  • Your period so you can start your IVF round (whilst at the same time hoping it doesn’t come and you’ve experienced a miraculous pregnancy)
  • Your follicles to grow. And then to grow to the right size ready for egg collection
  • Scans (if your clinic is like mine you turn up on time and they keep you waiting as they’re always running late)
  • How many eggs you have following egg collection and the quality of your partner’s sperm ready for fertilisation
  • The fertilisation phone call (heart in mouth as you find out how many embryos you have)
  • Update phone calls (to tell you how many embryos you still have, how many have stopped growing, how many are dividing abnormally)
  • Confirmation of transfer (day 3 or 5 usually) or how many embryos you can freeze
  • PGS results
  • Womb lining to thicken (especially if having a frozen transfer)
  • Embryos to defrost (if a frozen transfer)
  • Your bladder to be full for transfer (and nearly weeing yourself once it is)
  • TWO WEEK WAIT (one of the worst waits of all, crazy time symptom spotting)

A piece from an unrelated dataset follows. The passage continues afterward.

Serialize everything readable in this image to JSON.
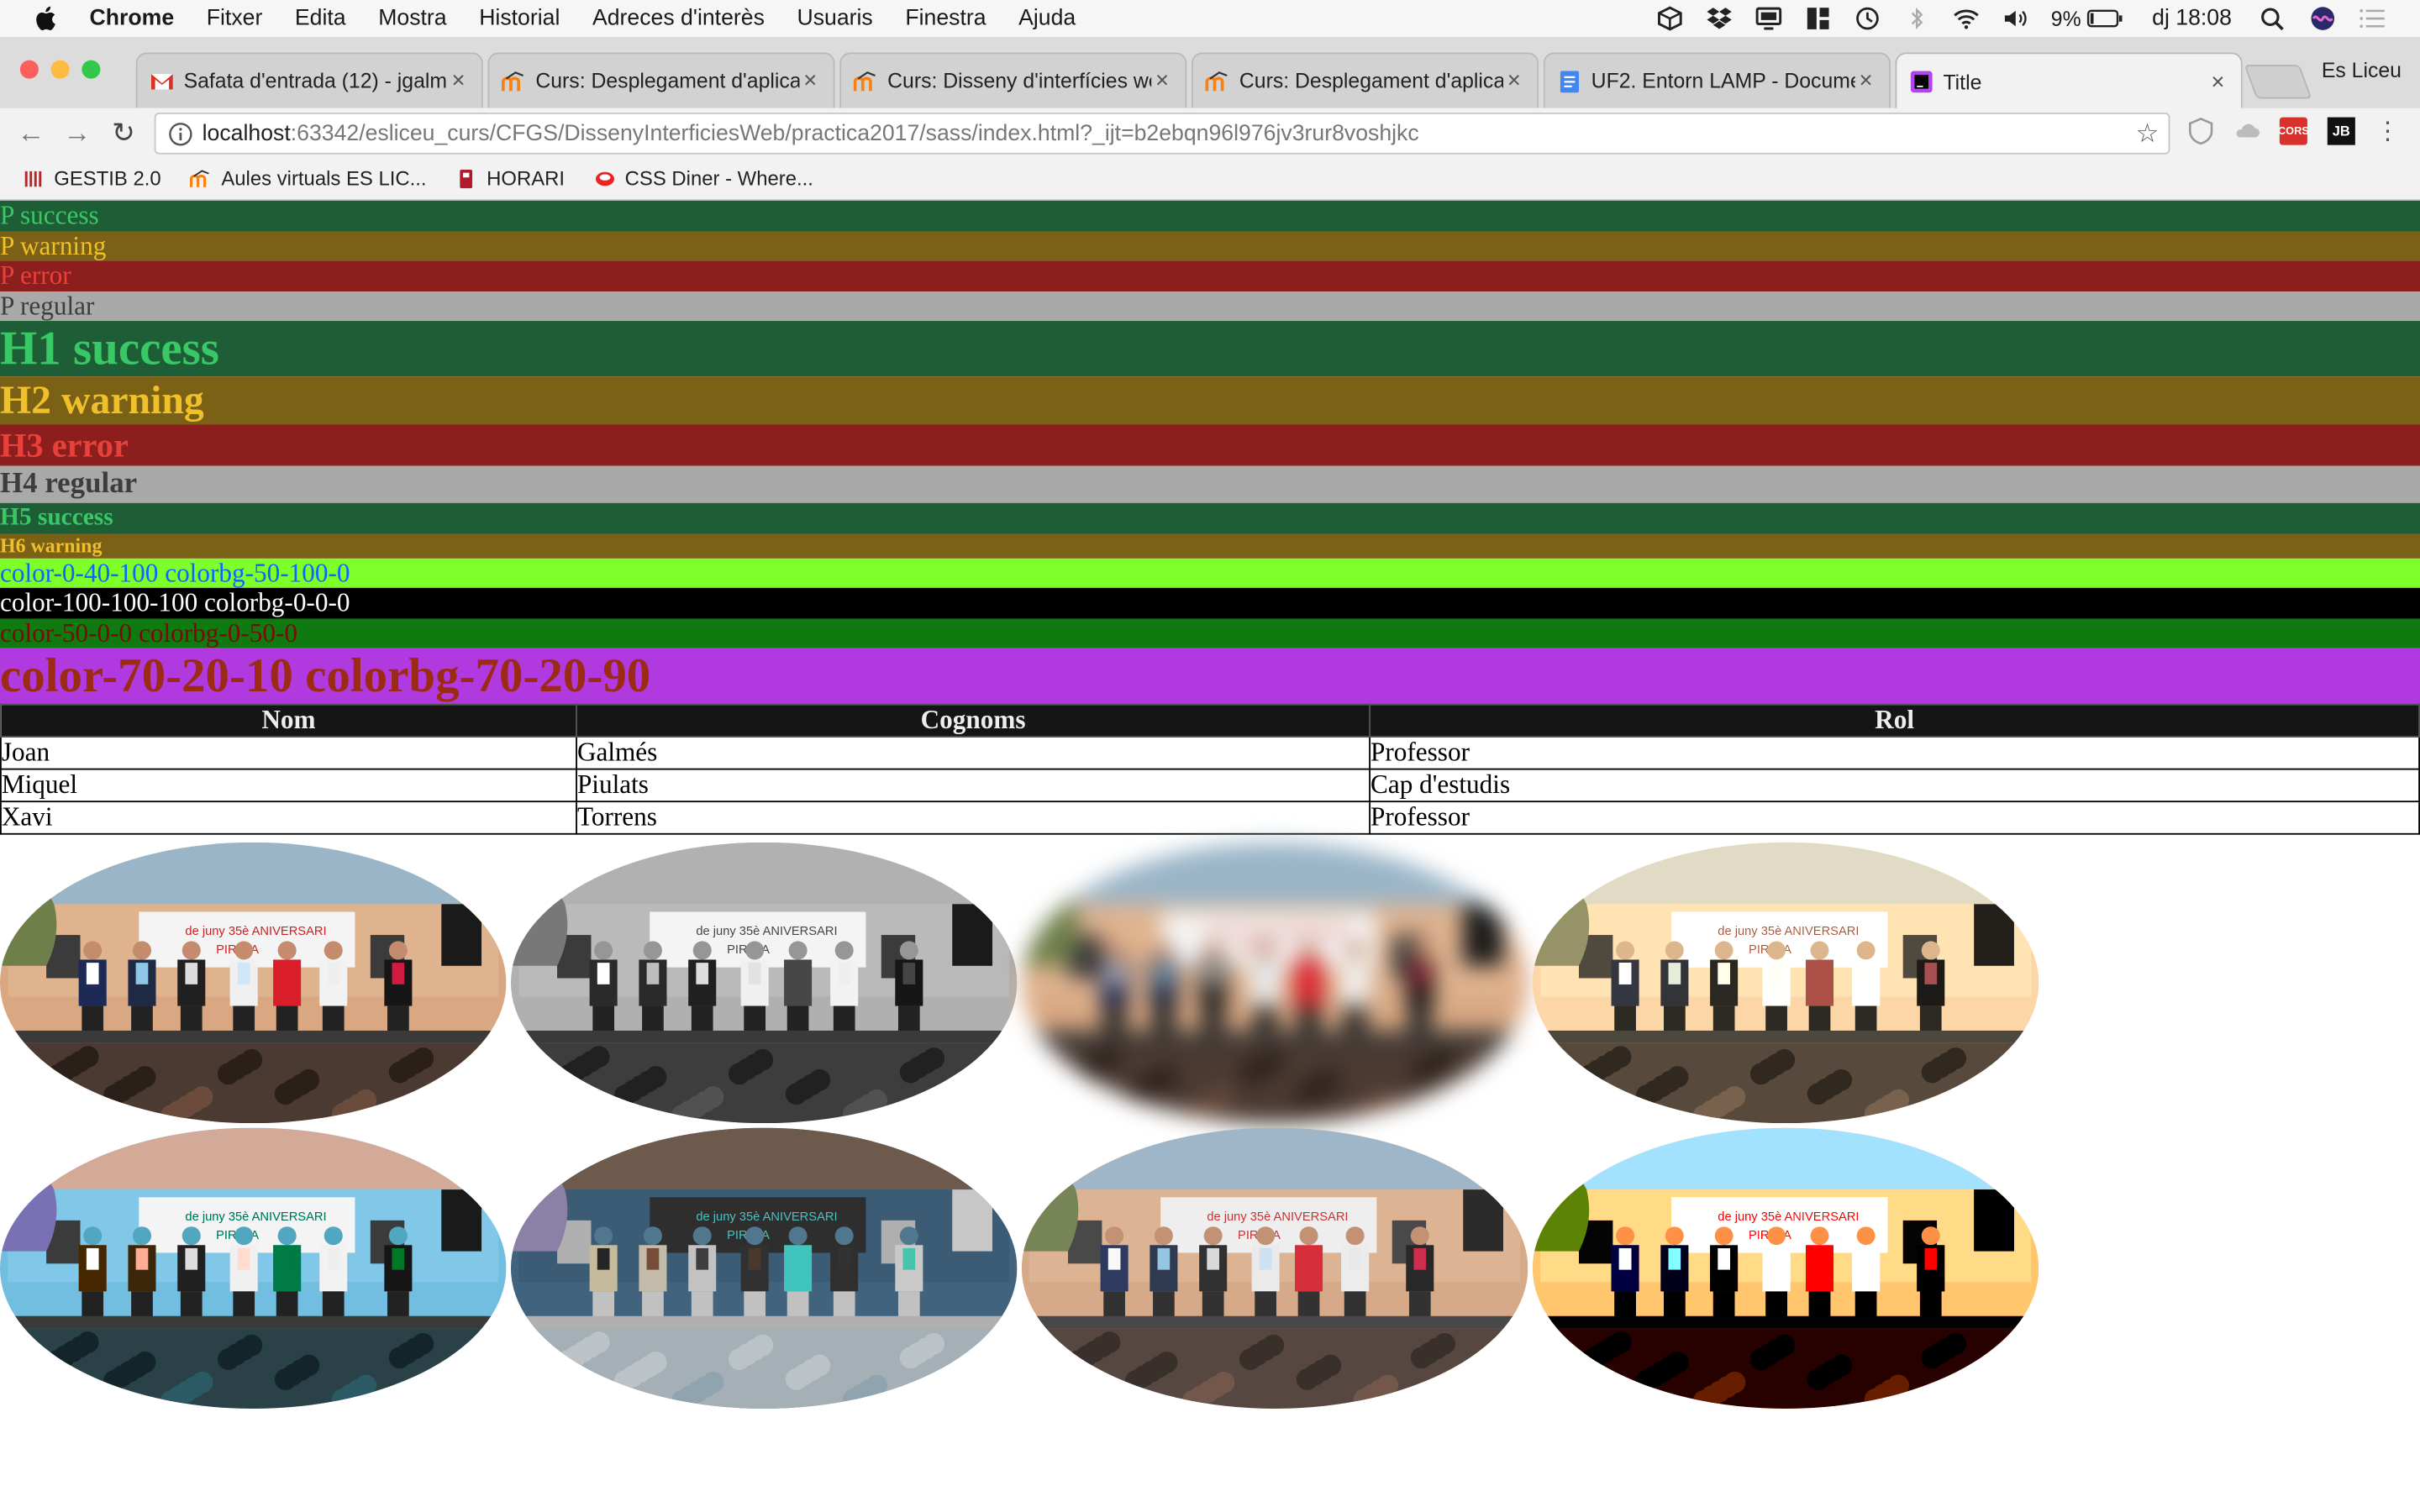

  • Pregnancy test results (whether you do it yourself or have a test at the clinic)
  • Waiting for a viability scan (also one of the worst waits of all)
  • A miscarriage to start (goes without saying that this is shit)
  • For a review with the consultant
  • To start all over again

I’m currently waiting for my period. I stopped my medication after my cancelled transfer on 3 March so I’ve been waiting for just over 2 weeks but apart from a bit of period pain now and then nothing. I had a scan today and lining is a pretty thin 3.5mm but no sign of period. So the clinic have put me on cyclo-progynova for 21 days to build a bit of lining and then give me a period. They didn’t think that 7 days of norithisterone (which is what you’d usually have in this situation to bring on a bleed) would do the trick as the lining was too thin so my body wouldn’t play ball. So that’s another 3 weeks before I can even begin to prepare for transfer. I’ve been preparing for transfer since January so I’m pretty fed up.

On the plus side I can hopefully repeat the scratch as my last one was Jan so it was touch and go as to whether it would have any effect by now. Waiting 2